I liked the movie FIFTY SHADES OF GREY. There I said it–and I can already hear the PC police getting their panties in a twist. (Don’t even get me started on the Mt. Holyoke College student group who cancelled a production of THE VAGINA MONOLOGUES because it wasn’t inclusive of trans women. Moronic.) Indeed, the entire populace has whipped itself to a lather over this BDSM (bondage and discipline, dominance and submission, and sadism and masochism) escapade. The advance sales on the film have dominated the box office, fanning Fandango to a frenzy; sexperts have offered tips on how to have fantasy weekends on a budget: an old tie and an ice cube and you’re good to go! Meanwhile, a social media campaign called #50dollarsnot50shades is urging folks to boycott the film and instead donate to battered women’s shelters.
Forgive me, but fantasies have no politics, and that’s what this is– an erotic sexual fantasy for women, of the most traditional variety, archetypally rooted in female physiology, the sweet-release-of-tension-to-achieve-orgasm kind of fantasy, hence the bodice-ripping ravishment– not rape– fantasy.
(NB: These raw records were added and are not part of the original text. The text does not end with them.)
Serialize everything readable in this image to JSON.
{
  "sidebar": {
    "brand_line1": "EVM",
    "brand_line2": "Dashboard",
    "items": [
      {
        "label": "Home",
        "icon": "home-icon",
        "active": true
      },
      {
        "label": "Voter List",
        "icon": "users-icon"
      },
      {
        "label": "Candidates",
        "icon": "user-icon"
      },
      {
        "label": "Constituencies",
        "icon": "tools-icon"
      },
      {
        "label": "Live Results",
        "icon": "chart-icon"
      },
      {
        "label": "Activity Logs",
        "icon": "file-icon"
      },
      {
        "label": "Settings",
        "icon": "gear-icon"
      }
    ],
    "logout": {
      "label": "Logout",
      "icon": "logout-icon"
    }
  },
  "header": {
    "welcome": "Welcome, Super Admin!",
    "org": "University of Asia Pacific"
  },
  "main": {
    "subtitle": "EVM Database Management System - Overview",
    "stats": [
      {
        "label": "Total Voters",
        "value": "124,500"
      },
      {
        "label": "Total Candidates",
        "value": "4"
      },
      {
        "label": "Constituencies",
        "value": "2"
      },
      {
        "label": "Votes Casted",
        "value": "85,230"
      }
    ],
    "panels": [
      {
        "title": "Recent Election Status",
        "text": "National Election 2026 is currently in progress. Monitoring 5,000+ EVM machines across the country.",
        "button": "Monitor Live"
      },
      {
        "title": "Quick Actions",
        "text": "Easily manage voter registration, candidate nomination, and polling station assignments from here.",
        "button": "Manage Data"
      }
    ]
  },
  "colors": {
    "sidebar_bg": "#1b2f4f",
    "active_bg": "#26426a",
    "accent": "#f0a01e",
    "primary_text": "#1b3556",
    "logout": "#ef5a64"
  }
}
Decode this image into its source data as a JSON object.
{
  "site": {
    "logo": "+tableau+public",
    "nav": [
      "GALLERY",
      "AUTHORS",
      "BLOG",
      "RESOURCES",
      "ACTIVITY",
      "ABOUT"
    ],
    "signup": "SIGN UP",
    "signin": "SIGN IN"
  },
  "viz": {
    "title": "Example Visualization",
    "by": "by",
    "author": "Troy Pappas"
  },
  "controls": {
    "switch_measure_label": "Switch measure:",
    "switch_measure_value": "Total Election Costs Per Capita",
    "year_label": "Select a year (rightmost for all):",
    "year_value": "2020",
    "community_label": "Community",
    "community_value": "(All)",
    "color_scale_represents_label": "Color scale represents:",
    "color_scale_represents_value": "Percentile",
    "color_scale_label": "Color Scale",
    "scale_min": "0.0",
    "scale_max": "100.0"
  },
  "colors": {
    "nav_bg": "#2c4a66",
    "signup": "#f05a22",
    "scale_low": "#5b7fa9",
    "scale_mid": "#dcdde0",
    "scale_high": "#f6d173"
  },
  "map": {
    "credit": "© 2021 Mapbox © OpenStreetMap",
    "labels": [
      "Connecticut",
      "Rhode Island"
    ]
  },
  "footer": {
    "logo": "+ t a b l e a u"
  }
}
Here the fantasy is enacted by two consenting, gorgeous young creatures who safely (she’s been to a doctor) and monogamously (he is as hooked on her as she is on him) have mutually pleasurable sex (the edgy, dangerous kind) within the confines of his astoundingly lavish surroundings. The movie is MUCH better than the abominably written book by E.L. James which I borrowed from my 86 year old mother-in-law and which I could not finish, but which was, at one point, reportedly selling globally at the rate of two books a second.
Here, the leads are well-cast, have real chemistry, and can act, though they’re not given much to do beyond sex. The delightful Dakota Johnson in her first lead feature film role (daughter of Melanie Griffith and Don Johnson) stars as beautiful Anastasia Steele, the virginal coed who meets intimidatingly handsome billionaire businessman Christian Grey played by Irishman Jamie Dornan. His American accent is perfect, his torso, more so. In fact, the one-time model was known as “the golden torso.” They are immediately smitten, and their initial scene together in his monumental granite-slabbed skyscraper, she in a flowery peter pan-collared blouse and he in a sleek bespoke suit– is actually well-calibrated. They move slyly toward each other, sizing each other up–she’s playful, funny, unwittingly assertive, but innocently sexy (very like her mom Melanie Griffith). He’s dauntingly assured, but caught off guard by her directness and his own reaction to her. This is the balance that keeps them interesting together.
Director Sam Taylor-Johnson has enough sense to loosen things up with humor; thus Anastasia mocks Christian’s melodramatic mien in a funny drunken phone call, and later there’s an amusing scene over duct tape in the hardware store where she works. Of course, she doesn’t yet know just how tortured he is, or what his “singular” tastes are. She will find out soon enough when he takes her to his playroom and shows her his hardware. (Forgive me the frisky wordplay.)
The best part of the movie IS the sex. About 20 minutes of it. The film, thankfully, leaves out the more gynecologically-oriented fetishes (tampons, silver balls), and instead focuses on R-rated material, the deflowering, the escalating, delicate but very deliberate spankings and bondage. No blood, no bruises; that wouldn’t be sexy. It would be kinkier if there were more to fuel them outside the play room, but it does heat up inside the “red room of pain,” all soft focus and richly lit, with Beyonce’s “Crazy In Love” pulsing on the soundtrack. (By the way, that lap dance Miss Bey did for a national family audience to open the Grammies last year on primetime TV? Now that was offensive.)
Does Anastasia simply cave to Christian’s demands? No. She pushes back. She refuses. She questions all the things anyone would ask under these fantastical circumstances. He is intrigued by her, faithful to her, increasingly in love with her. They dance around each other’s limits of control– otherwise, there would be no sexual tension and this would belong to a different genre all together, a horror show of sexual torture and rape.
No doubt, FIFTY SHADES OF GREY is a few shades short of a full film. If there were developed subplots and interesting secondary characters (Marcia Gay Harden and Jennifer Ehle are wasted as the protagonists’ mothers; the extended families and friends are nondescript.) we might have a real movie. But does 50 SHADES accomplish what it sets out to do? That’s a criteria an old friend of mine, the late great film critic David Brudnoy, once told me was the first thing he considered when evaluating a film. I say yes, 50 SHADES absolutely accomplishes what it sets out to do, which is to create a vacuum-sealed erotic fantasy on the big screen. Mission accomplished.
But I had to laugh recalling what a colleague sarcastically said on the way out of a screening we had just seen of the film, “I hope they make the last book into two films!” LOL– Yes, HARRY POTTER, and TWILIGHT certainly knew how to wring every last dime out of their franchises, and FIFTY SHADES OF GREY is already on its way to mining the guilty pleasures of a whole new group of fantasy-seeking fans.